── GIVEN DATA ──

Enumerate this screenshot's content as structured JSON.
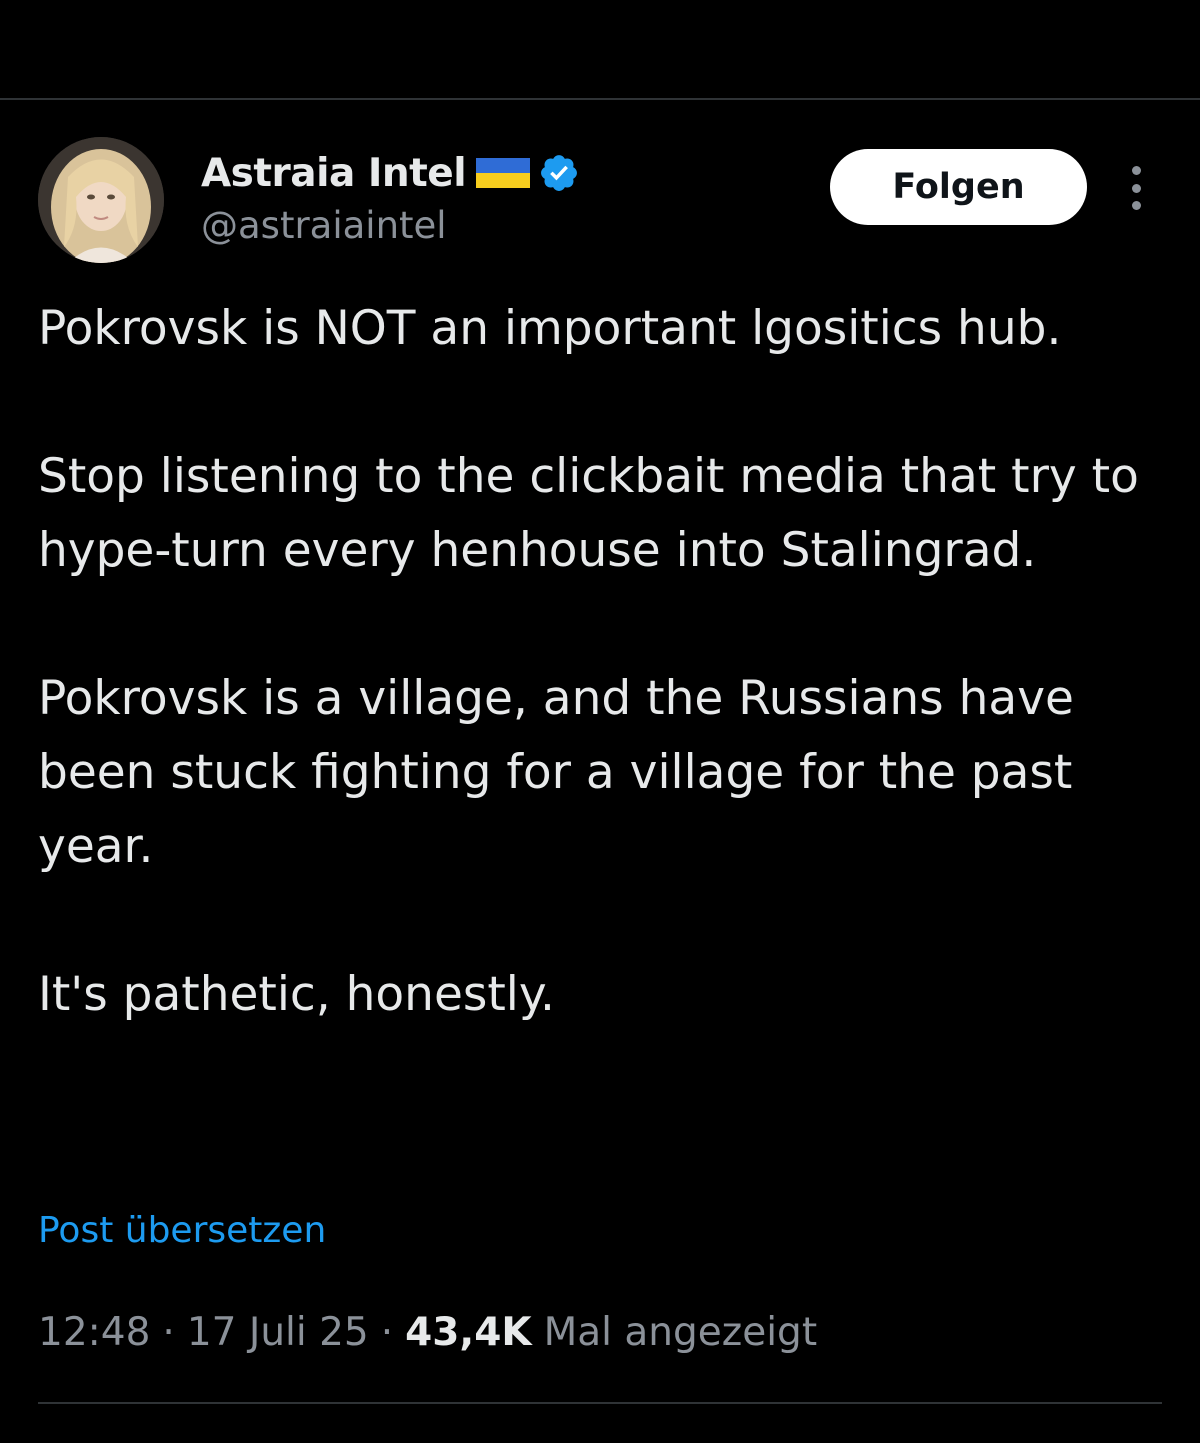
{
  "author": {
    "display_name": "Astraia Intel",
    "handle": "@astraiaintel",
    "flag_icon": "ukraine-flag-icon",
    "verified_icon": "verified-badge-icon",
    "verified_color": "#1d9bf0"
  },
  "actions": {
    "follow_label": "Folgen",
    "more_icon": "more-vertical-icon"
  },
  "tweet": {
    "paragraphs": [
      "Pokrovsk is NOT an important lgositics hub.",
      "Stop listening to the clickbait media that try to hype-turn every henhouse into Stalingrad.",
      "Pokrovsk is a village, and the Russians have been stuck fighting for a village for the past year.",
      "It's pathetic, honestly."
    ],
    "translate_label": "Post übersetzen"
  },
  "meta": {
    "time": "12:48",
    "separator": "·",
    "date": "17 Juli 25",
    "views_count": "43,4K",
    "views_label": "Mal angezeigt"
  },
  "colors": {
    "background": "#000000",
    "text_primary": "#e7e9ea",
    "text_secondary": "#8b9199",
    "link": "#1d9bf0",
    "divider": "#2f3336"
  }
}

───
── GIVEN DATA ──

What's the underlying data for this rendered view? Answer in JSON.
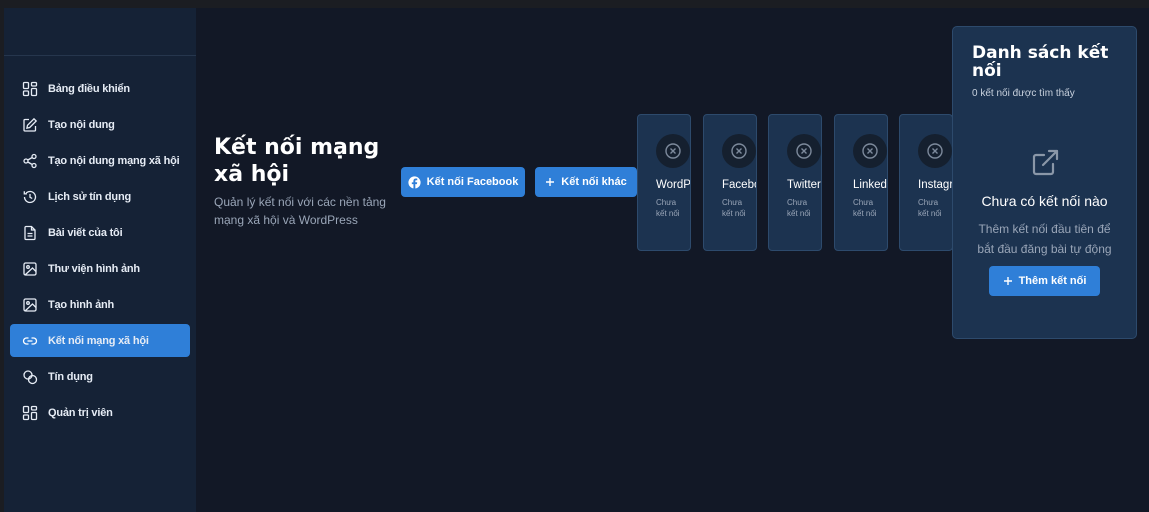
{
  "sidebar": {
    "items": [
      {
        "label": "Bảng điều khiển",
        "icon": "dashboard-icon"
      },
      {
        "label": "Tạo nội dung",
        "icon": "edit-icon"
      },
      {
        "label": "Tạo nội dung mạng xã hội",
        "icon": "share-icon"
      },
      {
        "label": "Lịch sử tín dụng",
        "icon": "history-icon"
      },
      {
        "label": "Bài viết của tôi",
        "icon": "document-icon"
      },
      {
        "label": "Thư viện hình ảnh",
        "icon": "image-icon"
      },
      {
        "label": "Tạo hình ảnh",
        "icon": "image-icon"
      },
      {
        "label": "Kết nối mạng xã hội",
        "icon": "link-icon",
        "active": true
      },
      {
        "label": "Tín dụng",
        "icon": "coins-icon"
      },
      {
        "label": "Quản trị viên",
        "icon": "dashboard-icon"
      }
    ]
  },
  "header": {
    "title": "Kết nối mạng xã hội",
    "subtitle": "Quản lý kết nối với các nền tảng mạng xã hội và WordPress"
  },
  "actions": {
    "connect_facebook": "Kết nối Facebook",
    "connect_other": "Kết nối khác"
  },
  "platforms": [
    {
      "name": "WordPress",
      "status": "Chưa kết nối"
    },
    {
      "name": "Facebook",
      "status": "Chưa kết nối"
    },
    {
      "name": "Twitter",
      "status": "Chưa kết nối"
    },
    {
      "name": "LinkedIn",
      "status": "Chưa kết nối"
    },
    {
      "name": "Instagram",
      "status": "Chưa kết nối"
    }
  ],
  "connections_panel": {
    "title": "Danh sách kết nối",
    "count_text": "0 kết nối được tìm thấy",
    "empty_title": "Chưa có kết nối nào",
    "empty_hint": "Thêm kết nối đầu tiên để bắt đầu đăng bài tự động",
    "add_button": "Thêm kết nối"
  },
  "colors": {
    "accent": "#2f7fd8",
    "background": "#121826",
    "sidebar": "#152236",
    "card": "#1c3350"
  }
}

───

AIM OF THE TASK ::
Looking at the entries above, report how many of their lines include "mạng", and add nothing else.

ANSWER TO THE EXERCISE ::
4